*The following is an excerpt from Kurt Vonnegut’s “Palm Sunday” in which he discusses the shapes of stories.
What has been my prettiest contribution to my culture? I would say it was a master’s thesis in anthropology which was rejected by the University of Chicago a long time ago. It was rejected because it was so simple and looked like too much fun. One must not be too playful.
The thesis has vanished, but I carry an abstract in my head, which I will here set down. The fundamental idea is that stories have shapes which can be drawn on graph paper, and that the shape of a given society’s stories is at least as interesting as the shape of its pots or spearheads.
In the thesis, I collected popular stories from fantastically various societies, not excluding the one which used to read Collier’s and The Saturday Evening Post. I graphed each one.
Anyone can graph a simple story if he or she will crucify it, so to speak, on the intersecting axes I here depict:
“G” stands for good fortune. “I” stands for ill fortune. “B” stands for the beginning of a story. “E” stands for its end.
The late Nelson Rockefeller, for example, would be very close to the top of the G-I scale on his wedding day. A shopping-bag lady waking up on a doorstep this morning would be somewhere nearer the middle, but not at the bottom, since the day is balmy and clear.
A much beloved story in our society is about a person who is leading a bearable life, who experiences misfortune, who overcomes misfortune, and who is happier afterward for having demonstrated resourcefulness and strength. As a graph, that story looks like this:
Another story of which Americans never seem to tire is about a person who becomes happier upon finding something he or she likes a lot. The person loses whatever it is, and then gets it back forever. As a graph, it looks like this:
An American Indian creation myth, in which a god of some sort gives the people the sun and then the moon and then the bow and arrow and then the corn and so on, is essentially a staircase, a tale of accumulation:

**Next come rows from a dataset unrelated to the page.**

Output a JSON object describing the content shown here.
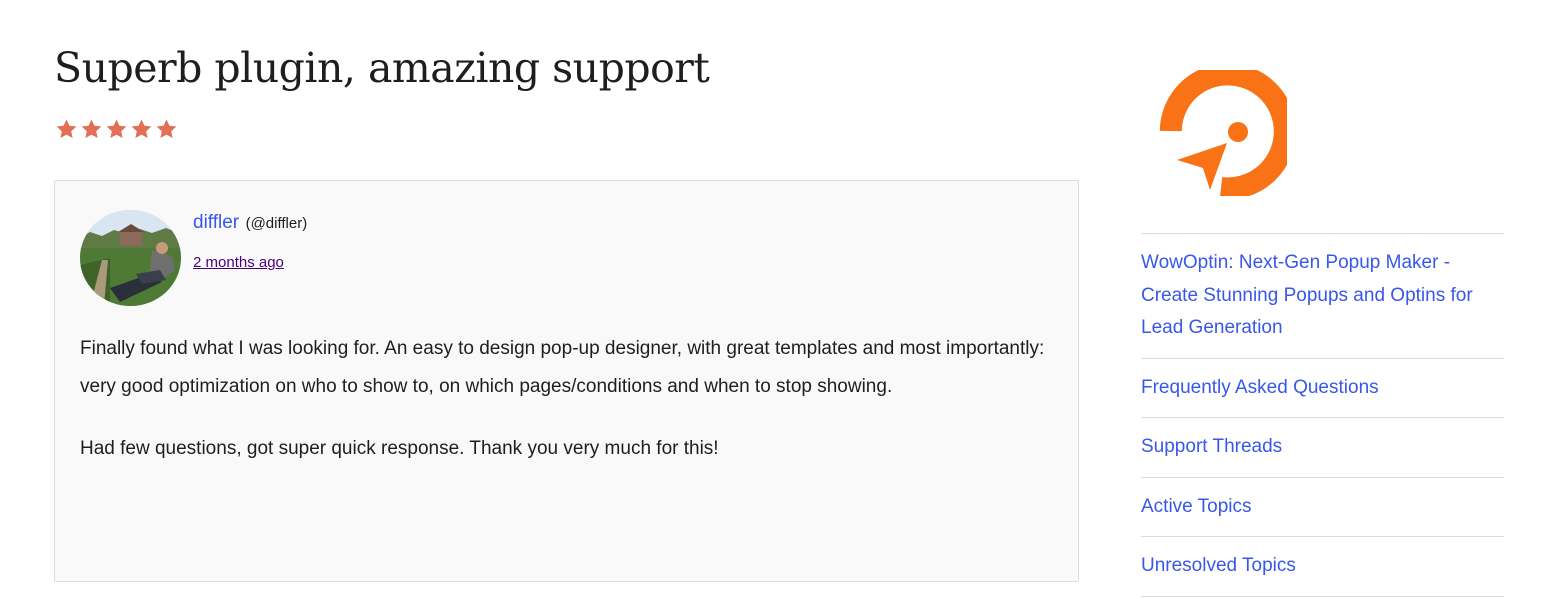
{
  "review": {
    "title": "Superb plugin, amazing support",
    "rating": 5,
    "rating_max": 5,
    "star_color": "#e26f56",
    "author_name": "diffler",
    "author_handle": "(@diffler)",
    "date": "2 months ago",
    "paragraphs": [
      "Finally found what I was looking for. An easy to design pop-up designer, with great templates and most importantly: very good optimization on who to show to, on which pages/conditions and when to stop showing.",
      "Had few questions, got super quick response. Thank you very much for this!"
    ]
  },
  "sidebar": {
    "logo_icon": "wowoptin-logo-icon",
    "logo_color": "#f97316",
    "links": [
      {
        "label": "WowOptin: Next-Gen Popup Maker - Create Stunning Popups and Optins for Lead Generation"
      },
      {
        "label": "Frequently Asked Questions"
      },
      {
        "label": "Support Threads"
      },
      {
        "label": "Active Topics"
      },
      {
        "label": "Unresolved Topics"
      }
    ]
  },
  "colors": {
    "link": "#3858e9",
    "visited_link": "#4b0080",
    "card_bg": "#f9f9f9",
    "border": "#dcdcde"
  }
}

Almost all creation myths are staircases like that. Our own creation myth, taken from the Old Testament, is unique, so far as I could discover, in looking like this:
The sudden drop in fortune, of course, is the ejection of Adam and Eve from the Garden of Eden.

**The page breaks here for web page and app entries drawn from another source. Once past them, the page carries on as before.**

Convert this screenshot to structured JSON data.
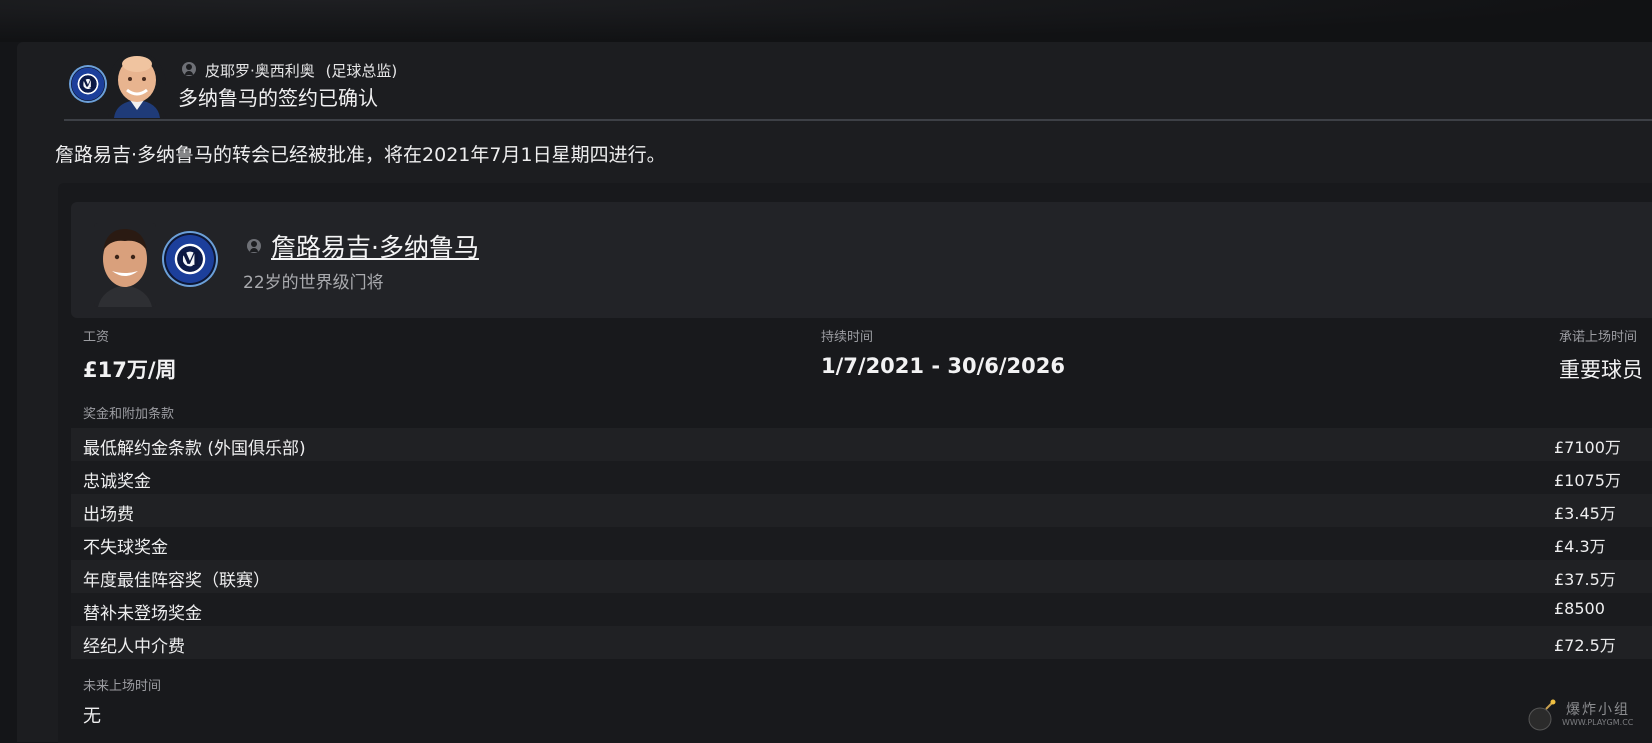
{
  "message": {
    "sender_name": "皮耶罗·奥西利奥",
    "sender_role": "(足球总监)",
    "subject": "多纳鲁马的签约已确认",
    "body": "詹路易吉·多纳鲁马的转会已经被批准，将在2021年7月1日星期四进行。"
  },
  "player": {
    "name": "詹路易吉·多纳鲁马",
    "description": "22岁的世界级门将"
  },
  "contract": {
    "wage_label": "工资",
    "wage_value": "£17万/周",
    "duration_label": "持续时间",
    "duration_value": "1/7/2021 - 30/6/2026",
    "playing_time_label": "承诺上场时间",
    "playing_time_value": "重要球员",
    "bonuses_label": "奖金和附加条款",
    "bonuses": [
      {
        "label": "最低解约金条款 (外国俱乐部)",
        "value": "£7100万"
      },
      {
        "label": "忠诚奖金",
        "value": "£1075万"
      },
      {
        "label": "出场费",
        "value": "£3.45万"
      },
      {
        "label": "不失球奖金",
        "value": "£4.3万"
      },
      {
        "label": "年度最佳阵容奖（联赛）",
        "value": "£37.5万"
      },
      {
        "label": "替补未登场奖金",
        "value": "£8500"
      },
      {
        "label": "经纪人中介费",
        "value": "£72.5万"
      }
    ],
    "future_playing_time_label": "未来上场时间",
    "future_playing_time_value": "无"
  },
  "watermark": {
    "text": "爆炸小组",
    "url": "WWW.PLAYGM.CC"
  },
  "colors": {
    "background": "#141518",
    "panel": "#1c1d20",
    "club_blue": "#1c3f9b"
  }
}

Franz Kafka’s “The Metamorphosis,” in which an already hopelessly unhappy man turns into a cockroach, looks like this:
But could my graphs, when all was said and done, be useful as anything more than little visual comedies, cartoons of a sort? The University of Chicago asked me that, and I had to ask myself that, and I say again what I said at the beginning: that the graphs were at least as suggestive as pots or spearheads.
But then I had another look at a graph I had drawn of Western civilization’s most enthusiastically received story, which is “Cinderella.” At this very moment, a thousand writers must be telling that story again in one form or another. This very book is a Cinderella story of a kind.
I confessed that I was daunted by the graph of “Cinderella,” and was tempted to leave it out of my thesis, since it seemed to prove that I was full of shit. It seemed too complicated and arbitrary to be a representative artifact—lacked the simple grace of a pot or a spearhead. Have a look:
The steps, you see, are all the presents the fairy godmother gave to Cinderella, the ball gown, the slippers, the carriage, and so on. The sudden drop is the stroke of midnight at the ball. Cinderella is in rags again. All the presents have been repossessed. But then the prince finds her and marries her, and she is infinitely happy ever after. She gets all the stuff back, and then some. A lot of people think the story is trash, and, on graph paper, it certainly looks like trash.
But then I said to myself, Wait a minute—those steps at the beginning look like the creation myth of virtually every society on earth. And then I saw that the stroke of midnight looked exactly like the unique creation myth in the Old Testament. And then I saw that the rise to bliss at the end was identical with the expectation of redemption as expressed in primitive Christianity.
The tales were identical.
I was thrilled to discover that years ago, and I am just as thrilled today. The apathy of the University of Chicago is repulsive to me.